▸ WHAT TO DO
The expected output is each line in the data below that includes the string "this".

Web page and app entries:
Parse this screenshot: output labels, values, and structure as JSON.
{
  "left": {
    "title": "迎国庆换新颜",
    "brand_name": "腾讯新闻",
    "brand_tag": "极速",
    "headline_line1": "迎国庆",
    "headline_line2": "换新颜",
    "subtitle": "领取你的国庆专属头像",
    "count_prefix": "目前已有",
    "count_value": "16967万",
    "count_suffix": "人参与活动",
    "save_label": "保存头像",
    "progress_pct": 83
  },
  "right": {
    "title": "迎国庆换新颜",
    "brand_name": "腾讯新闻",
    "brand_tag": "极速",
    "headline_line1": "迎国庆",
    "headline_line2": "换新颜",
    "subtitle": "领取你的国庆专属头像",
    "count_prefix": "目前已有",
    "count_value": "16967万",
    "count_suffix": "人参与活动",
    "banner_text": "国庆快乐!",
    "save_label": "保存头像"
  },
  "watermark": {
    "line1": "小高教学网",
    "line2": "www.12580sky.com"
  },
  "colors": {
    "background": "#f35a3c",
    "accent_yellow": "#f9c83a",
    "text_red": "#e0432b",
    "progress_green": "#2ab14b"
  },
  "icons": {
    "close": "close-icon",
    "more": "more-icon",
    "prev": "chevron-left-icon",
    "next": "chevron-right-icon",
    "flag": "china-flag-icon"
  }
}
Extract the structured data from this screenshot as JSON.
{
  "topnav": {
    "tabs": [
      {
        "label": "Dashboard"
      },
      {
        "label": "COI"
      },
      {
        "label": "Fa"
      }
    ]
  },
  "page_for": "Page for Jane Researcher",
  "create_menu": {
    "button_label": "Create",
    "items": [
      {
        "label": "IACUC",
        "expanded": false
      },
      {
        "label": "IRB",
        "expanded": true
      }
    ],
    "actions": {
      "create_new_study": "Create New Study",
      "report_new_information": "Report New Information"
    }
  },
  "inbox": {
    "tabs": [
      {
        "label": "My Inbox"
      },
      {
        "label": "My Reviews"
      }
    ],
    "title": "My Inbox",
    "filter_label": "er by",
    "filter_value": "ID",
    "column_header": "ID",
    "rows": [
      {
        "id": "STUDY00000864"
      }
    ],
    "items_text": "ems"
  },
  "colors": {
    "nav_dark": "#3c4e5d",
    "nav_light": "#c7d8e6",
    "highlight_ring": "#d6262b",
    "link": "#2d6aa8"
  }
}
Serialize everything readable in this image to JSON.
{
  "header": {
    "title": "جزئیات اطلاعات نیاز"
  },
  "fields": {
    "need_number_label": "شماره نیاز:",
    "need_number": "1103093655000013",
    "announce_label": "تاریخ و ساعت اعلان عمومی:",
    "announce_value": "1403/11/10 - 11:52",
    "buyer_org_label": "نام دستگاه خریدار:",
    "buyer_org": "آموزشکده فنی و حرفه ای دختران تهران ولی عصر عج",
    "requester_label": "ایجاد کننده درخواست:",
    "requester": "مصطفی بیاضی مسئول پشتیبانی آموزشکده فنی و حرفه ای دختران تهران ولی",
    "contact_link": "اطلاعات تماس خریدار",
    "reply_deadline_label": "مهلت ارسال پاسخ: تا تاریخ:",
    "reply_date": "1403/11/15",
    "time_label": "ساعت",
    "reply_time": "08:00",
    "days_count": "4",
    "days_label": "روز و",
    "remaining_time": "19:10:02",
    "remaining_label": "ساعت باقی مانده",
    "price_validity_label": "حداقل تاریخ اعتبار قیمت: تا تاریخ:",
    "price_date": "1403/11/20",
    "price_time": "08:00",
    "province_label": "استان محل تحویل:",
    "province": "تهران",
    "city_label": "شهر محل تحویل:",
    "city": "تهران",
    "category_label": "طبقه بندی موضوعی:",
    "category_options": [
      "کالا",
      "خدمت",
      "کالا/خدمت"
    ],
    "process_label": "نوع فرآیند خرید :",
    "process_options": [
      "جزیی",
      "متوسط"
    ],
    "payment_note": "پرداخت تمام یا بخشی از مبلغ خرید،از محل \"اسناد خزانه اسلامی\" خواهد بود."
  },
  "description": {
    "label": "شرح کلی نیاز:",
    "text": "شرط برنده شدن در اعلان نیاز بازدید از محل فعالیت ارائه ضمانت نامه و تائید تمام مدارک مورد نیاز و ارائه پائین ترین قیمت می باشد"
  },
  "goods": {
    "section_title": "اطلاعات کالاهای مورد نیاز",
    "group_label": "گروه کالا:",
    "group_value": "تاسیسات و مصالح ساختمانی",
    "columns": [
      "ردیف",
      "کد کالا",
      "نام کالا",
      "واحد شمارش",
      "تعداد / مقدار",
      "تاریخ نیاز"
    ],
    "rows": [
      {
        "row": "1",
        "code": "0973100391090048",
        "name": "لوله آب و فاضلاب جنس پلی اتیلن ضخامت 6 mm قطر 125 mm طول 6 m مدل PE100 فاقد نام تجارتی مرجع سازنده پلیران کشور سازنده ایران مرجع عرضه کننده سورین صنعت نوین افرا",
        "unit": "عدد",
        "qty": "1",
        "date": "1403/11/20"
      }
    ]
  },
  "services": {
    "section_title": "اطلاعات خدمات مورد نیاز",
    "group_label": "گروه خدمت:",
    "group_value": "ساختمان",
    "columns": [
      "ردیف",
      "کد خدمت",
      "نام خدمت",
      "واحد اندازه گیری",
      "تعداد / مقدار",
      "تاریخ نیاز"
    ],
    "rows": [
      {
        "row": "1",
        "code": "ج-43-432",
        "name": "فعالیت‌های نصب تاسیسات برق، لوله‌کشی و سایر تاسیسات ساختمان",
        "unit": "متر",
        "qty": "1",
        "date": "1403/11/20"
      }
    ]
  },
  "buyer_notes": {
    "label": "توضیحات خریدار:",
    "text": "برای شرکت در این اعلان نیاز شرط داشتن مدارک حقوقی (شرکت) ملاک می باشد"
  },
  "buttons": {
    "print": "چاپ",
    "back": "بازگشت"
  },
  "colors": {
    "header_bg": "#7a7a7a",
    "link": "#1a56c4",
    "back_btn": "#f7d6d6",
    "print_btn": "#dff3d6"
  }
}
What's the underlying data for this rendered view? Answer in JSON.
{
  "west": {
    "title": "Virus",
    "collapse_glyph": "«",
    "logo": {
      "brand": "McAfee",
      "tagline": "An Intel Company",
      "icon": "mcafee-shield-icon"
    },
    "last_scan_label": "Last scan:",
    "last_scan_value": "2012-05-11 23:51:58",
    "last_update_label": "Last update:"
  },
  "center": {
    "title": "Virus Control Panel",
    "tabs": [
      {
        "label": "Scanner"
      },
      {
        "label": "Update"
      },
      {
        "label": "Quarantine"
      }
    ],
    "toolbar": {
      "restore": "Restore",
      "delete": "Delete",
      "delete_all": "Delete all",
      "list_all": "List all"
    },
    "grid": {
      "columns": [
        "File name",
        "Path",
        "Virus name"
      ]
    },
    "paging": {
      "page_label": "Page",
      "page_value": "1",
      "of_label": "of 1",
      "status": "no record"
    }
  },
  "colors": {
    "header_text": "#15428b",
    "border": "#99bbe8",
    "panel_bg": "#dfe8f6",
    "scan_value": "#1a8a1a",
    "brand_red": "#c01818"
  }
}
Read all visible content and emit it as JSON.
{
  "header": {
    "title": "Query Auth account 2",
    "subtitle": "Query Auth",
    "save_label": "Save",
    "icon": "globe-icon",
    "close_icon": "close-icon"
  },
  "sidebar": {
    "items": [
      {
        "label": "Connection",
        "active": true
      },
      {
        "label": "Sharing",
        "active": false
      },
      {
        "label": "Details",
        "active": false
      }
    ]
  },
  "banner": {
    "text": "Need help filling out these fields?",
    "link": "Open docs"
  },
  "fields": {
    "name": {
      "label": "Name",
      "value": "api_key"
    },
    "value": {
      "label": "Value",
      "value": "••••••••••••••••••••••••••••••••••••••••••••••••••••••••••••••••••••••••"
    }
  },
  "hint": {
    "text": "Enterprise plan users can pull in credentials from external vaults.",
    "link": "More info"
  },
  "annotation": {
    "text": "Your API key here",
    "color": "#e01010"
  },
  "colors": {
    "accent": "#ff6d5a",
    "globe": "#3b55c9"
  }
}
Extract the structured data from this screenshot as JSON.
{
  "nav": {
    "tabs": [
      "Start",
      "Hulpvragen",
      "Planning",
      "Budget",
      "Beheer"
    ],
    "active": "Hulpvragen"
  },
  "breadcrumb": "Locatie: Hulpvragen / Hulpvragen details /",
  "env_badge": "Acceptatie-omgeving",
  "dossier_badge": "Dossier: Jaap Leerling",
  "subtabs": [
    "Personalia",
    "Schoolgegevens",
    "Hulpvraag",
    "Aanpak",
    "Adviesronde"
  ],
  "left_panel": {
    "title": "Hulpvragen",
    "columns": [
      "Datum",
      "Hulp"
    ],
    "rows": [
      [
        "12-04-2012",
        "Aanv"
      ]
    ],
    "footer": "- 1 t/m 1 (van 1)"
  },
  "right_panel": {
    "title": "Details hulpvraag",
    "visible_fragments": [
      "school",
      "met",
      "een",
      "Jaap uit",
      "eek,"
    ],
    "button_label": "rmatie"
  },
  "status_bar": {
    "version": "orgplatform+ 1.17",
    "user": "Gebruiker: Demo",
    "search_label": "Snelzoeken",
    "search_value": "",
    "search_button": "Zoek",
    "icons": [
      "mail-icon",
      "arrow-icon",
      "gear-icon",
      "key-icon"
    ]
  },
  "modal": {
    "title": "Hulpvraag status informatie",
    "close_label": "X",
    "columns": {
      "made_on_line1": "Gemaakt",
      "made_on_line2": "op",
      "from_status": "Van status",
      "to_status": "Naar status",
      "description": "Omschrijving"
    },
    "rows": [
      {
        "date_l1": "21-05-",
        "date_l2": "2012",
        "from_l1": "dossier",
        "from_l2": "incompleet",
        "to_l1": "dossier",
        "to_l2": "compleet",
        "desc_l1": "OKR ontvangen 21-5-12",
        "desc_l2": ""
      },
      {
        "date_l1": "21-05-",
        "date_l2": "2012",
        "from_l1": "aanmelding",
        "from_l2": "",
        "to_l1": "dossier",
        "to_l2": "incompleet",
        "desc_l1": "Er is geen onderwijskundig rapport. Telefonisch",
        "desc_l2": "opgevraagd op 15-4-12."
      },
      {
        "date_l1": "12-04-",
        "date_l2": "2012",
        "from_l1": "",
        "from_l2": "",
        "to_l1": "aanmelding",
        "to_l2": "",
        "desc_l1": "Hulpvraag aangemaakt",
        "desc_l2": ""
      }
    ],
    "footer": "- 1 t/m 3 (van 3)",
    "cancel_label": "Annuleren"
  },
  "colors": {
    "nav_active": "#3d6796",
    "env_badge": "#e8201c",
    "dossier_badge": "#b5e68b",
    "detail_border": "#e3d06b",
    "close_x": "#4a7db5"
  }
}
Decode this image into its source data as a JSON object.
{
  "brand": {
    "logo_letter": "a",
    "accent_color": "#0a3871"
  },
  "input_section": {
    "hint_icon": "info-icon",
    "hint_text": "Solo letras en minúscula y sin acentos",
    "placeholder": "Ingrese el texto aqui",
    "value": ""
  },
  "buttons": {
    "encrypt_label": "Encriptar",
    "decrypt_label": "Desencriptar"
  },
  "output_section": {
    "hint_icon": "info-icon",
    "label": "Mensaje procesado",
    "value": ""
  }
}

▸ REPLY
Parse this screenshot: output labels, values, and structure as JSON.
Extract the structured data from this screenshot as JSON.
Serialize everything readable in this image to JSON.
What's the underlying data for this rendered view? Answer in JSON.
Extract the structured data from this screenshot as JSON.
Decode this image into its source data as a JSON object.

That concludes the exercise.